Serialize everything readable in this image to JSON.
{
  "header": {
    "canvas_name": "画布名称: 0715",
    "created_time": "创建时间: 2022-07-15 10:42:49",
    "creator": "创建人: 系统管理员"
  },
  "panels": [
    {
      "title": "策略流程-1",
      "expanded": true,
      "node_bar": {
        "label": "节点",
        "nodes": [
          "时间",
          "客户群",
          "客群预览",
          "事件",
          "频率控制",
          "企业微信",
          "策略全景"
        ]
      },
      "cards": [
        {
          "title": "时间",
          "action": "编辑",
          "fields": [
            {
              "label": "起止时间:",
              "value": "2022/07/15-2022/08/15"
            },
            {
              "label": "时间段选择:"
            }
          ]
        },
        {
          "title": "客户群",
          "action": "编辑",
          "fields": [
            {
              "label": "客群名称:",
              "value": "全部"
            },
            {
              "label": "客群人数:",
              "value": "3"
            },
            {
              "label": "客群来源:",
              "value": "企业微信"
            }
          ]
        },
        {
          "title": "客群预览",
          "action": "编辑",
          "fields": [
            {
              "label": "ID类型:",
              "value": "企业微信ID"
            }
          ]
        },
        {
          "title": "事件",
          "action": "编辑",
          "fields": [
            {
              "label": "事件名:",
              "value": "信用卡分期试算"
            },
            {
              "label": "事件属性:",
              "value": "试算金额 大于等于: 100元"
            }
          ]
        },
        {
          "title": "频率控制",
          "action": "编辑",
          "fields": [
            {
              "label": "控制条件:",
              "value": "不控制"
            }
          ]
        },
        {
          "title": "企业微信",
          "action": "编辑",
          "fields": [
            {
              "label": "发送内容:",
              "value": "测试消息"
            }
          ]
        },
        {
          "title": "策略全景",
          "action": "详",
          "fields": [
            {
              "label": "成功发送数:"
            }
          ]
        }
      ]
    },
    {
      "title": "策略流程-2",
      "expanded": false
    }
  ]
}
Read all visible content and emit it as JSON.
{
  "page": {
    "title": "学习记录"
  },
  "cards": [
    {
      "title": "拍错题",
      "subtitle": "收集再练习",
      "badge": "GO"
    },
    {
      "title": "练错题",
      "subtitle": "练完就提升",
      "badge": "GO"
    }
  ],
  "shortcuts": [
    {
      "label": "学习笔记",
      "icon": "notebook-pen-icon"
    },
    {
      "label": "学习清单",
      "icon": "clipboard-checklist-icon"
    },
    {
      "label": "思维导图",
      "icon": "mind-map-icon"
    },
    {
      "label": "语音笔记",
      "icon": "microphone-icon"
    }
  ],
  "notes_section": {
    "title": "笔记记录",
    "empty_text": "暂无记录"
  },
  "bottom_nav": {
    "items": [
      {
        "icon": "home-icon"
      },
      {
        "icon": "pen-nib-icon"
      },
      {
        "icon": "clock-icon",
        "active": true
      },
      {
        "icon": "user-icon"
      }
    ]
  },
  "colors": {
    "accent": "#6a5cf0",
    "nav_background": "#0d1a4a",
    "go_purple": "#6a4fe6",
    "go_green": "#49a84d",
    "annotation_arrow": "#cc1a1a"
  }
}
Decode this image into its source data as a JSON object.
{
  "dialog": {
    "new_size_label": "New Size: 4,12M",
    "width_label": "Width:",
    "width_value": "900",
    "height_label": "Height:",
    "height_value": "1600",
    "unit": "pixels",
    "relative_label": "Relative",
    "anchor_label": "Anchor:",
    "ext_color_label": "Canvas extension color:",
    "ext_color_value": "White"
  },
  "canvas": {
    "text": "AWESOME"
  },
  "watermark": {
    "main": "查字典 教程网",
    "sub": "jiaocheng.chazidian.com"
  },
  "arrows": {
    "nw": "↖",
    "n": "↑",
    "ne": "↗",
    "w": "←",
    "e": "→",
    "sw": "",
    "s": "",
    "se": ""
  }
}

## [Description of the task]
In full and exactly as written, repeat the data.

## [Worked solution]
Serialize everything readable in this image to JSON.
{
  "header": {
    "canvas_name": "画布名称: 0715",
    "created_time": "创建时间: 2022-07-15 10:42:49",
    "creator": "创建人: 系统管理员"
  },
  "panels": [
    {
      "title": "策略流程-1",
      "expanded": true,
      "node_bar": {
        "label": "节点",
        "nodes": [
          "时间",
          "客户群",
          "客群预览",
          "事件",
          "频率控制",
          "企业微信",
          "策略全景"
        ]
      },
      "cards": [
        {
          "title": "时间",
          "action": "编辑",
          "fields": [
            {
              "label": "起止时间:",
              "value": "2022/07/15-2022/08/15"
            },
            {
              "label": "时间段选择:"
            }
          ]
        },
        {
          "title": "客户群",
          "action": "编辑",
          "fields": [
            {
              "label": "客群名称:",
              "value": "全部"
            },
            {
              "label": "客群人数:",
              "value": "3"
            },
            {
              "label": "客群来源:",
              "value": "企业微信"
            }
          ]
        },
        {
          "title": "客群预览",
          "action": "编辑",
          "fields": [
            {
              "label": "ID类型:",
              "value": "企业微信ID"
            }
          ]
        },
        {
          "title": "事件",
          "action": "编辑",
          "fields": [
            {
              "label": "事件名:",
              "value": "信用卡分期试算"
            },
            {
              "label": "事件属性:",
              "value": "试算金额 大于等于: 100元"
            }
          ]
        },
        {
          "title": "频率控制",
          "action": "编辑",
          "fields": [
            {
              "label": "控制条件:",
              "value": "不控制"
            }
          ]
        },
        {
          "title": "企业微信",
          "action": "编辑",
          "fields": [
            {
              "label": "发送内容:",
              "value": "测试消息"
            }
          ]
        },
        {
          "title": "策略全景",
          "action": "详",
          "fields": [
            {
              "label": "成功发送数:"
            }
          ]
        }
      ]
    },
    {
      "title": "策略流程-2",
      "expanded": false
    }
  ]
}
Read all visible content and emit it as JSON.
{
  "page": {
    "title": "学习记录"
  },
  "cards": [
    {
      "title": "拍错题",
      "subtitle": "收集再练习",
      "badge": "GO"
    },
    {
      "title": "练错题",
      "subtitle": "练完就提升",
      "badge": "GO"
    }
  ],
  "shortcuts": [
    {
      "label": "学习笔记",
      "icon": "notebook-pen-icon"
    },
    {
      "label": "学习清单",
      "icon": "clipboard-checklist-icon"
    },
    {
      "label": "思维导图",
      "icon": "mind-map-icon"
    },
    {
      "label": "语音笔记",
      "icon": "microphone-icon"
    }
  ],
  "notes_section": {
    "title": "笔记记录",
    "empty_text": "暂无记录"
  },
  "bottom_nav": {
    "items": [
      {
        "icon": "home-icon"
      },
      {
        "icon": "pen-nib-icon"
      },
      {
        "icon": "clock-icon",
        "active": true
      },
      {
        "icon": "user-icon"
      }
    ]
  },
  "colors": {
    "accent": "#6a5cf0",
    "nav_background": "#0d1a4a",
    "go_purple": "#6a4fe6",
    "go_green": "#49a84d",
    "annotation_arrow": "#cc1a1a"
  }
}
Decode this image into its source data as a JSON object.
{
  "dialog": {
    "new_size_label": "New Size: 4,12M",
    "width_label": "Width:",
    "width_value": "900",
    "height_label": "Height:",
    "height_value": "1600",
    "unit": "pixels",
    "relative_label": "Relative",
    "anchor_label": "Anchor:",
    "ext_color_label": "Canvas extension color:",
    "ext_color_value": "White"
  },
  "canvas": {
    "text": "AWESOME"
  },
  "watermark": {
    "main": "查字典 教程网",
    "sub": "jiaocheng.chazidian.com"
  },
  "arrows": {
    "nw": "↖",
    "n": "↑",
    "ne": "↗",
    "w": "←",
    "e": "→",
    "sw": "",
    "s": "",
    "se": ""
  }
}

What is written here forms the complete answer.